Minister of Trade and Industry, Ebrahim Patel says that no prepared hot food may be sold by retailers during the lockdown, and any and all sections doing so in stores need to be shut down.
Patel clarified this point during a briefing on Thursday, saying that this aspect of the country’s lockdown regulations had always been ‘very clear’.
“Take-aways and restaurants were closed during the initial announcement of the lockdown. We communicated to retailers that in fact this requires that all hot food sections in retail stores should also be closed,” the minister said.
He added that things may change as the laws are constantly reviewed, but as things stand, no hot foods may sold.
You can view Patel’s part of the briefing in the video below (1:07:49).
The clarification from Patel comes after several prepared-food services lost their essential services certificates this week.
The Companies and Intellectual Property Commission (CIPC) which administers the certification of essential services during the lockdown said that cooked foods and deliveries of such do not qualify under the current regulations.
While the CIPC says it doesn’t make decisions about what products/services are essential, or provide advice on such, it has controversially stated that the sale of all “prepared food” is not allowed during the lockdown period.
In a now-deleted tweet, the CIPC said that this included frozen foods, where food had been cooked and then frozen (not frozen meat or vegetables). However, legal experts have noted that the regulations themselves make no reference to this.
The CIPC soon followed with a statement stating that: “CIPC (BizPortal) cannot provide advice on essential services. We administer the website for applications only. A company needs to determine themselves based on the regulations if they are essential or not. We also don’t make decisions about what products/services are essential.”
The original tweet saying frozen foods were not allowed was deleted.
The Presidency has also clarified that it would not be altering its position on the sale of alcohol, either.
In a statement on Friday evening, the office of the presidency declined the request of the Gauteng Liquor Forum for its members to sell alcohol during the declared national state of disaster.
“The President has carefully considered the representations made by the Gauteng Liquor Forum. These however have had to be weighed up against the imperative of all South African businesses and citizens to comply with the lockdown regulations, the health implications of consumption of alcohol and the priority to ensure social distancing during this principle.
“As such, alcohol is not considered an essential good or item. It is in fact considered a hindrance to the fight against the coronavirus,” it said.
The President furthermore considered representations from other stakeholders who have pointed to the causal relationship between alcohol intoxication and abuse, and risky behaviour.
“There are proven links between the sale and consumption of alcohol and violent crime, motor vehicle accidents and other medical emergencies at a time when all private and public resources should be preparing to receive and treat vast number of Covid-19 patients.
“The President has further noted that the Gauteng Liquor Forum’s position is not shared by all industry stakeholders; and that a number of other organisations in the liquor industry have rejected the call for the restrictions to be lifted.”

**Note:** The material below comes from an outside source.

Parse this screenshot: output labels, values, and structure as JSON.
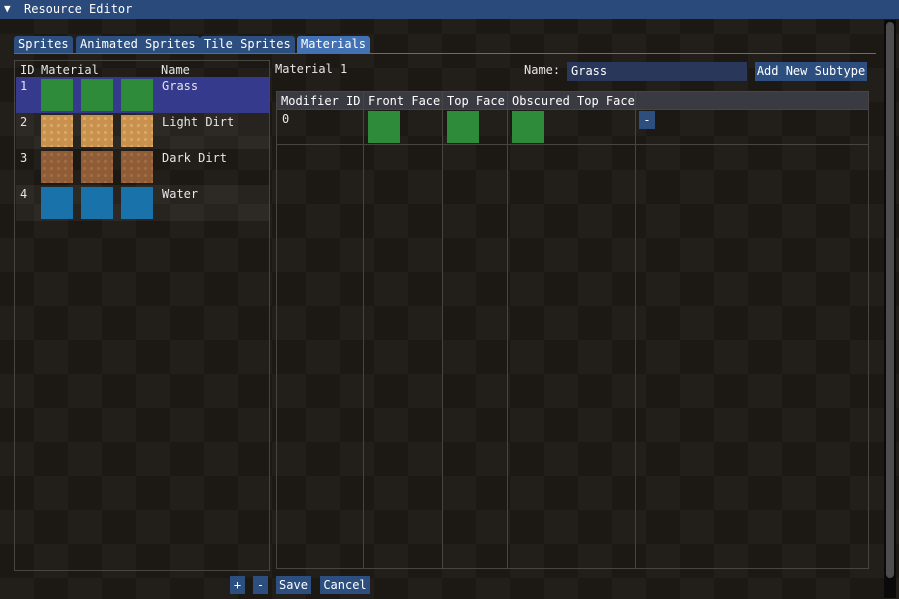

In response to concerns raised by the Gauteng Liquor Forum that small business in the liquor trade may suffer financial loss during this period, The Presidency drew the Forum’s attention to the assistance provided by the Tourism Relief Fund, the Department of Small Business Development, the Unemployment Insurance Fund and private endeavours such as the South African Future Trust amongst others.
“These funds and institutions provide capped grant assistance to small, micro and medium enterprises, to ensure sustainability during this period, as well as support to employees of these enterprises,” it said.